COLM HOLMES, an engineer from Co. Carlow, persuaded 25 of his male friends to take part in a sponsored leg wax to pay for his trip to Haiti.
Others volunteers did raffles, quizzes and mountain cycle rides.
What kind of person signs up to fly across the Atlantic to build houses for some of the poorest people in the world?
The volunteers who travelled with Haven for this week's construction blitz include high-powered lawyers, Gardai, soldiers, a fireman, county council officials, and a man who organises Antarctic cruises.
Some are close to retirement age and work relentlessly in the searing heart from early morning until dusk, lifting blocks and planks and hammering in nails.
Bernadette Costello, a teacher from Tralee, said a visit to the slums of Haiti was an "absolute culture shock".
"You become aware that we in Ireland are among the privileged few," Bernadette told me. "If you have a square meal and a roof over your head you are privileged. Many of the people of Haiti are the poorest of the poor."
There is a strong camaraderie among the volunteers. They live in tents together, eat and work together. Many have made strong friendships, returning year after year.
This is the last time that volunteers will travel out to Haiti to build houses for Haven. The charity now wants to concentrate on employing Haitians on its construction, water and sanitation projects.
Yesterday afternoon I was due to go on a trip away from the building site to the heart of the capital, Port-au-Prince.
Expatriate workers here do not drive, but are usually transported by armed guards.
Pierre, a Haitian ex-soldier who drives for Haven, warned us that there was a general strike on. Protests flare up at the drop of a hat here, and reports were filtering out to our camp of cars being stoned and set on fire.
We set off any way, and there was little sign of riotous scenes when we reached the capital.
John Moore, Haven's country director, took us to an old disused, derelict soccer stadium that became a tented city after the 2010 earthquake. Haiti’s national team used to play some of their international matches here.
Haven is working to restore the sports ground as a community park.
Amid all the squalor there are signs of hope. Volunteers who came a year ago told me that there had been some improvement in conditions. A lot of the rubble from the earthquake has finally been cleared.
John Moore took us to the Marche de fer, a popular old covered market area selling a hotch-potch of bric-a-brac in the centre.
The market was destroyed in the 2010 earthquake, but then rebuilt by Denis O'Brien, whose red Digicel logo can be seen everywhere in Port-au-Prince.

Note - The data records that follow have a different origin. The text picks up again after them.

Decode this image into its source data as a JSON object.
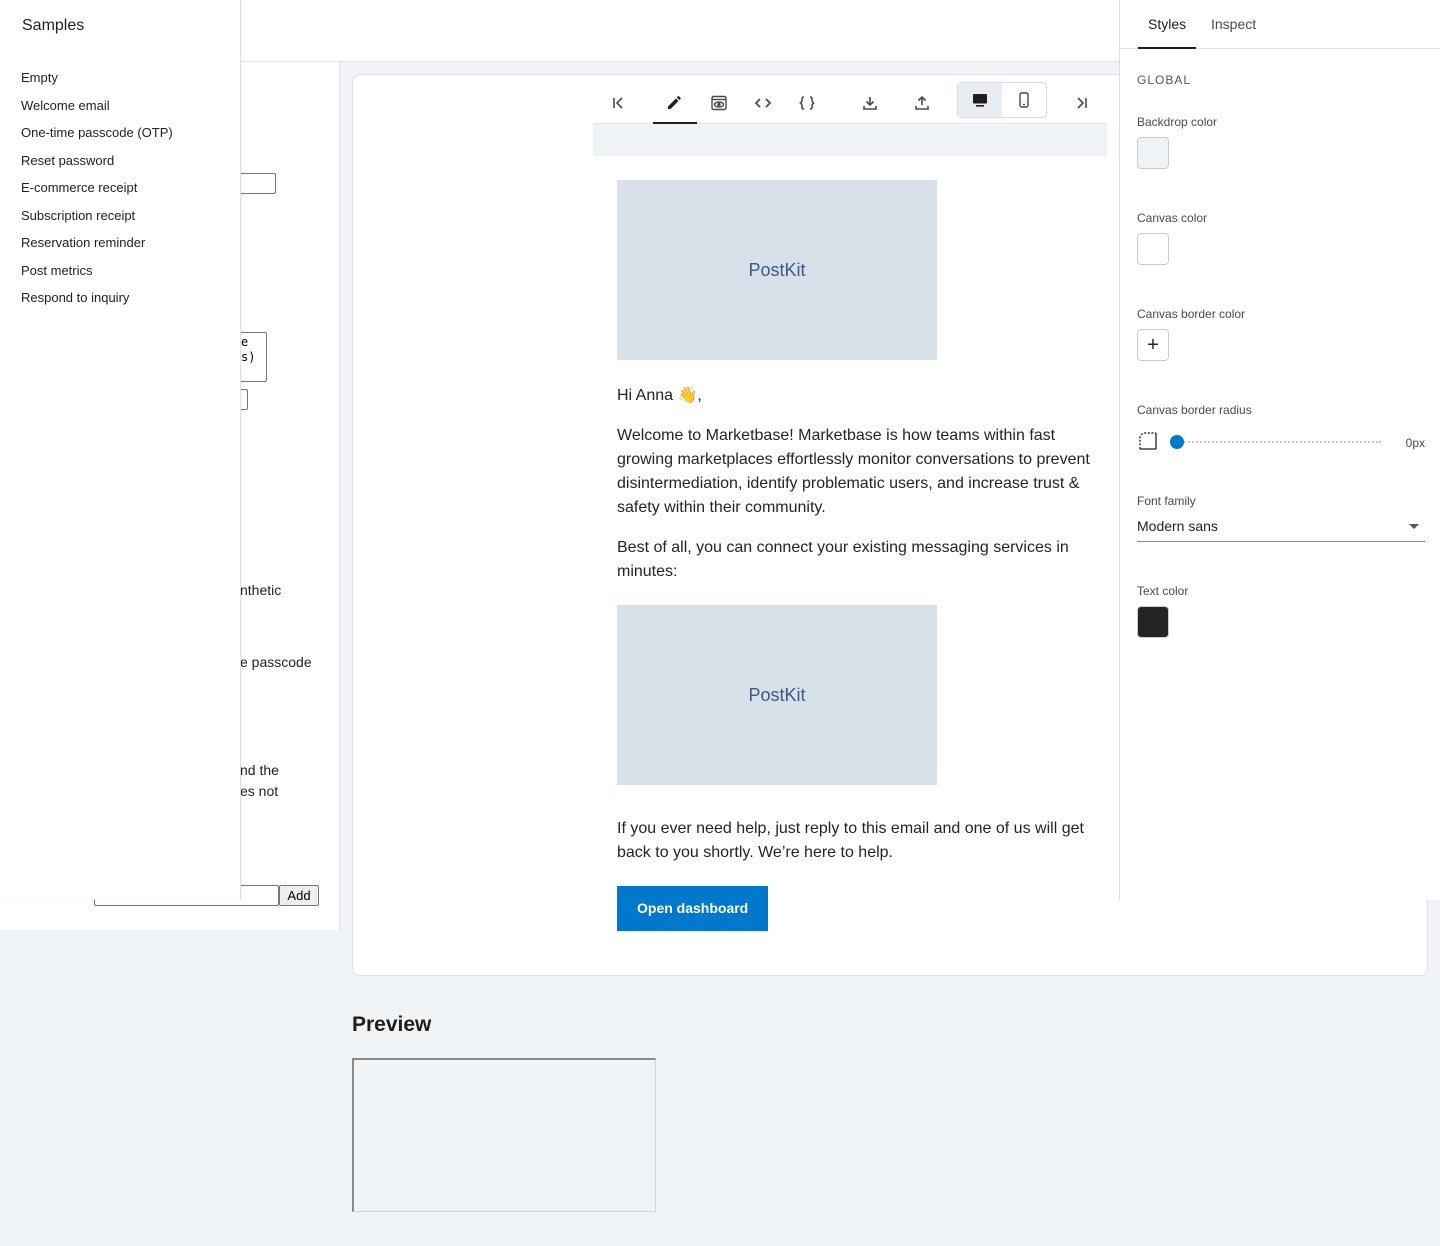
{
  "background_form": {
    "textarea_lines": [
      "e",
      "s)"
    ],
    "fragments": [
      "nthetic",
      "e passcode",
      "nd the",
      "es not"
    ],
    "add_label": "Add"
  },
  "samples": {
    "title": "Samples",
    "items": [
      {
        "label": "Empty"
      },
      {
        "label": "Welcome email"
      },
      {
        "label": "One-time passcode (OTP)"
      },
      {
        "label": "Reset password"
      },
      {
        "label": "E-commerce receipt"
      },
      {
        "label": "Subscription receipt"
      },
      {
        "label": "Reservation reminder"
      },
      {
        "label": "Post metrics"
      },
      {
        "label": "Respond to inquiry"
      }
    ]
  },
  "toolbar": {
    "buttons": [
      {
        "icon": "first-page-icon"
      },
      {
        "icon": "pencil-icon",
        "active": true
      },
      {
        "icon": "preview-eye-icon"
      },
      {
        "icon": "code-brackets-icon"
      },
      {
        "icon": "json-braces-icon"
      },
      {
        "icon": "download-icon"
      },
      {
        "icon": "upload-icon"
      },
      {
        "icon": "last-page-icon"
      }
    ],
    "devices": [
      {
        "icon": "desktop-icon",
        "selected": true
      },
      {
        "icon": "mobile-icon",
        "selected": false
      }
    ]
  },
  "email": {
    "logo_text": "PostKit",
    "greeting": "Hi Anna 👋,",
    "paragraph1": "Welcome to Marketbase! Marketbase is how teams within fast growing marketplaces effortlessly monitor conversations to prevent disintermediation, identify problematic users, and increase trust & safety within their community.",
    "paragraph2": "Best of all, you can connect your existing messaging services in minutes:",
    "image2_text": "PostKit",
    "paragraph3": "If you ever need help, just reply to this email and one of us will get back to you shortly. We’re here to help.",
    "cta_label": "Open dashboard"
  },
  "preview": {
    "title": "Preview"
  },
  "panel": {
    "tabs": {
      "styles": "Styles",
      "inspect": "Inspect"
    },
    "section": "GLOBAL",
    "backdrop_color": {
      "label": "Backdrop color",
      "value": "#F0F3F6"
    },
    "canvas_color": {
      "label": "Canvas color",
      "value": "#FFFFFF"
    },
    "canvas_border_color": {
      "label": "Canvas border color"
    },
    "canvas_border_radius": {
      "label": "Canvas border radius",
      "value": "0px",
      "level": 0
    },
    "font_family": {
      "label": "Font family",
      "value": "Modern sans"
    },
    "text_color": {
      "label": "Text color",
      "value": "#242424"
    }
  },
  "colors": {
    "accent": "#0079CC",
    "placeholder_bg": "#D8E0EA",
    "placeholder_text": "#3C5A82"
  }
}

High up on the hills there are shops that would not look out of place in a European suburb. Here a sole Domino's pizza franchise is a sign that we are in an affluent area.
Elsewhere little has changed since the earthquake. The emergency tarpaulins bearing the logo " US Aid", which were supplied after the disaster, can still be seen protecting families from the elements almost three years later.

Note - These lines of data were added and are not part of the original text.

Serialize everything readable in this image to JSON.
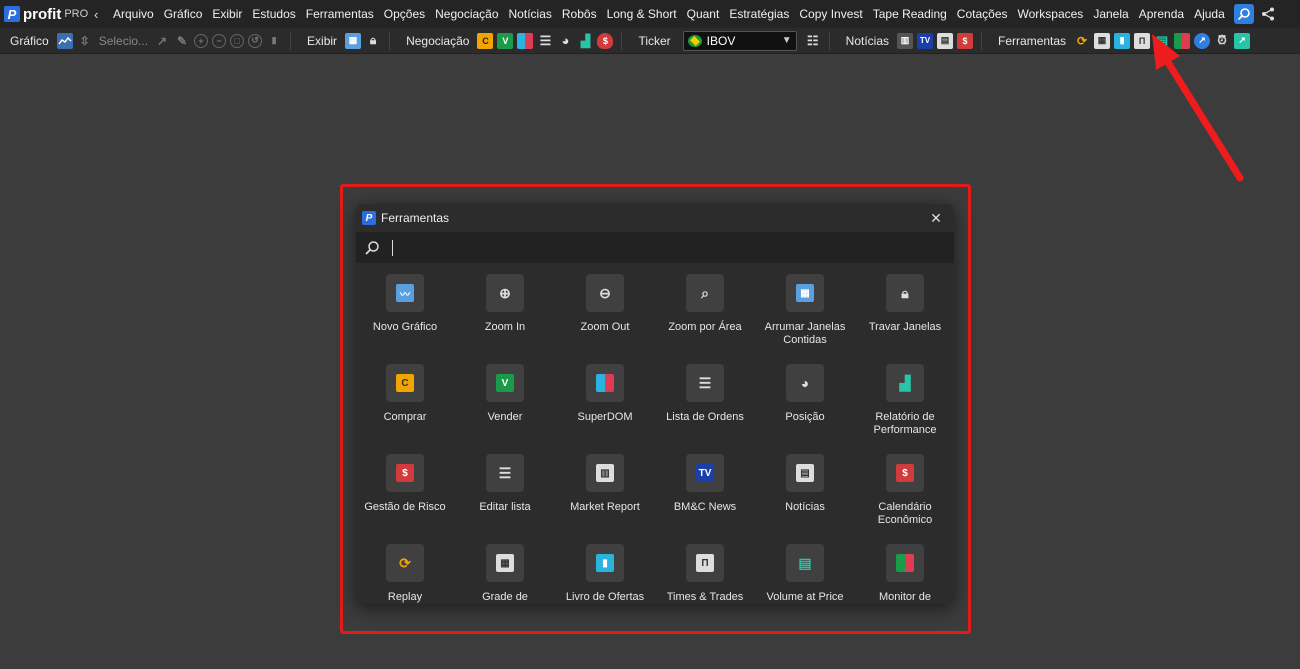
{
  "app": {
    "logo_letter": "P",
    "logo_text": "profit",
    "logo_suffix": "PRO"
  },
  "menu": {
    "items": [
      "Arquivo",
      "Gráfico",
      "Exibir",
      "Estudos",
      "Ferramentas",
      "Opções",
      "Negociação",
      "Notícias",
      "Robôs",
      "Long & Short",
      "Quant",
      "Estratégias",
      "Copy Invest",
      "Tape Reading",
      "Cotações",
      "Workspaces",
      "Janela",
      "Aprenda",
      "Ajuda"
    ]
  },
  "toolbar": {
    "grafico_label": "Gráfico",
    "select_text": "Selecio...",
    "exibir_label": "Exibir",
    "negociacao_label": "Negociação",
    "ticker_label": "Ticker",
    "ticker_value": "IBOV",
    "noticias_label": "Notícias",
    "ferramentas_label": "Ferramentas",
    "buy_letter": "C",
    "sell_letter": "V",
    "tv_letters": "TV"
  },
  "dialog": {
    "title": "Ferramentas",
    "search_value": "",
    "close_glyph": "✕",
    "tools": [
      {
        "label": "Novo Gráfico",
        "icon": "new-chart"
      },
      {
        "label": "Zoom In",
        "icon": "zoom-in"
      },
      {
        "label": "Zoom Out",
        "icon": "zoom-out"
      },
      {
        "label": "Zoom por Área",
        "icon": "zoom-area"
      },
      {
        "label": "Arrumar Janelas Contidas",
        "icon": "arrange-windows"
      },
      {
        "label": "Travar Janelas",
        "icon": "lock"
      },
      {
        "label": "Comprar",
        "icon": "buy"
      },
      {
        "label": "Vender",
        "icon": "sell"
      },
      {
        "label": "SuperDOM",
        "icon": "superdom"
      },
      {
        "label": "Lista de Ordens",
        "icon": "order-list"
      },
      {
        "label": "Posição",
        "icon": "position"
      },
      {
        "label": "Relatório de Performance",
        "icon": "performance"
      },
      {
        "label": "Gestão de Risco",
        "icon": "risk"
      },
      {
        "label": "Editar lista",
        "icon": "edit-list"
      },
      {
        "label": "Market Report",
        "icon": "market-report"
      },
      {
        "label": "BM&C News",
        "icon": "tv"
      },
      {
        "label": "Notícias",
        "icon": "news"
      },
      {
        "label": "Calendário Econômico",
        "icon": "calendar"
      },
      {
        "label": "Replay",
        "icon": "replay"
      },
      {
        "label": "Grade de",
        "icon": "grid"
      },
      {
        "label": "Livro de Ofertas",
        "icon": "book"
      },
      {
        "label": "Times & Trades",
        "icon": "times-trades"
      },
      {
        "label": "Volume at Price",
        "icon": "volume-price"
      },
      {
        "label": "Monitor de",
        "icon": "monitor"
      }
    ]
  },
  "colors": {
    "accent_blue": "#2f7fe0",
    "highlight_red": "#e31b1b",
    "buy_orange": "#f2a400",
    "sell_green": "#1b9a4a",
    "teal": "#27c4a8"
  }
}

Haven is seeking donations. For more information: havenpartnership.com